## Provided data
====================
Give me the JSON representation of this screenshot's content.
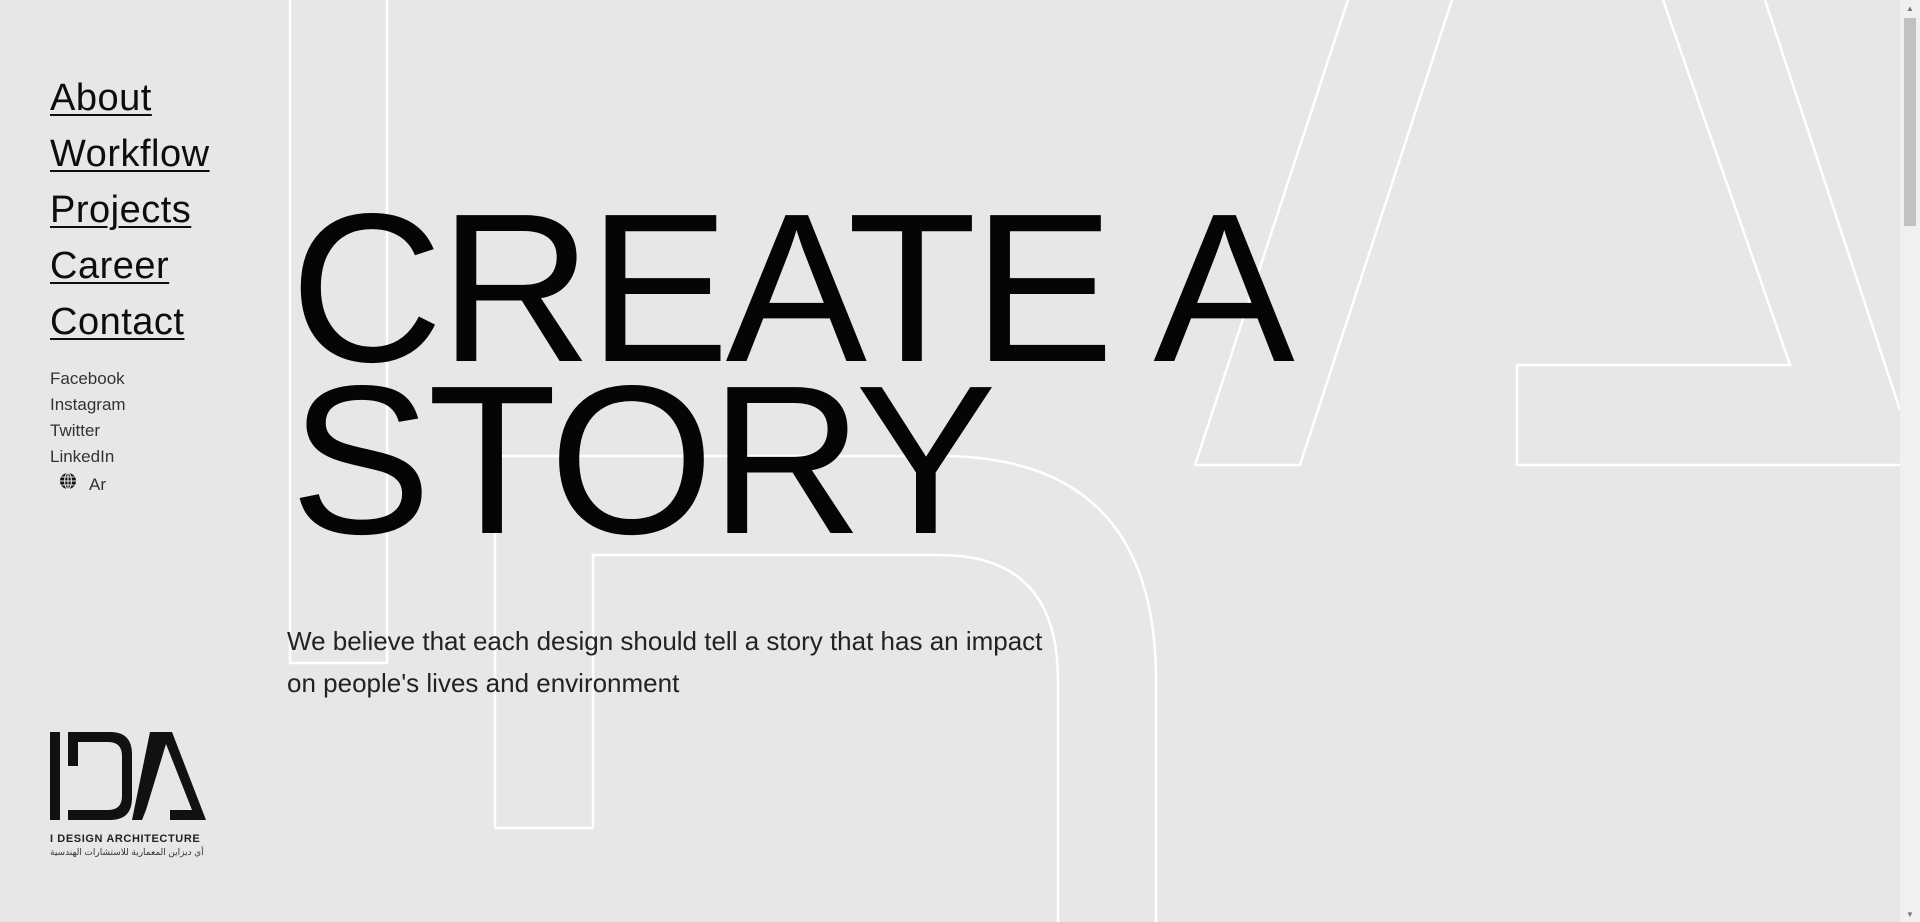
{
  "nav": {
    "items": [
      {
        "label": "About"
      },
      {
        "label": "Workflow"
      },
      {
        "label": "Projects"
      },
      {
        "label": "Career"
      },
      {
        "label": "Contact"
      }
    ]
  },
  "social": {
    "items": [
      {
        "label": "Facebook"
      },
      {
        "label": "Instagram"
      },
      {
        "label": "Twitter"
      },
      {
        "label": "LinkedIn"
      }
    ],
    "language": {
      "icon": "globe-icon",
      "label": "Ar"
    }
  },
  "hero": {
    "line1": "CREATE A",
    "line2": "STORY",
    "tagline": "We believe that each design should tell a story that has an impact on people's lives and environment"
  },
  "logo": {
    "mark": "IDA",
    "name_en": "I DESIGN ARCHITECTURE",
    "name_ar": "أي ديزاين المعمارية للاستشارات الهندسية"
  },
  "colors": {
    "background": "#e7e7e7",
    "text": "#0d0d0d",
    "outline": "#ffffff"
  }
}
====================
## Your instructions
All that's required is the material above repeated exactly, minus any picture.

## Answer to this problem
Give me the JSON representation of this screenshot's content.
{
  "nav": {
    "items": [
      {
        "label": "About"
      },
      {
        "label": "Workflow"
      },
      {
        "label": "Projects"
      },
      {
        "label": "Career"
      },
      {
        "label": "Contact"
      }
    ]
  },
  "social": {
    "items": [
      {
        "label": "Facebook"
      },
      {
        "label": "Instagram"
      },
      {
        "label": "Twitter"
      },
      {
        "label": "LinkedIn"
      }
    ],
    "language": {
      "icon": "globe-icon",
      "label": "Ar"
    }
  },
  "hero": {
    "line1": "CREATE A",
    "line2": "STORY",
    "tagline": "We believe that each design should tell a story that has an impact on people's lives and environment"
  },
  "logo": {
    "mark": "IDA",
    "name_en": "I DESIGN ARCHITECTURE",
    "name_ar": "أي ديزاين المعمارية للاستشارات الهندسية"
  },
  "colors": {
    "background": "#e7e7e7",
    "text": "#0d0d0d",
    "outline": "#ffffff"
  }
}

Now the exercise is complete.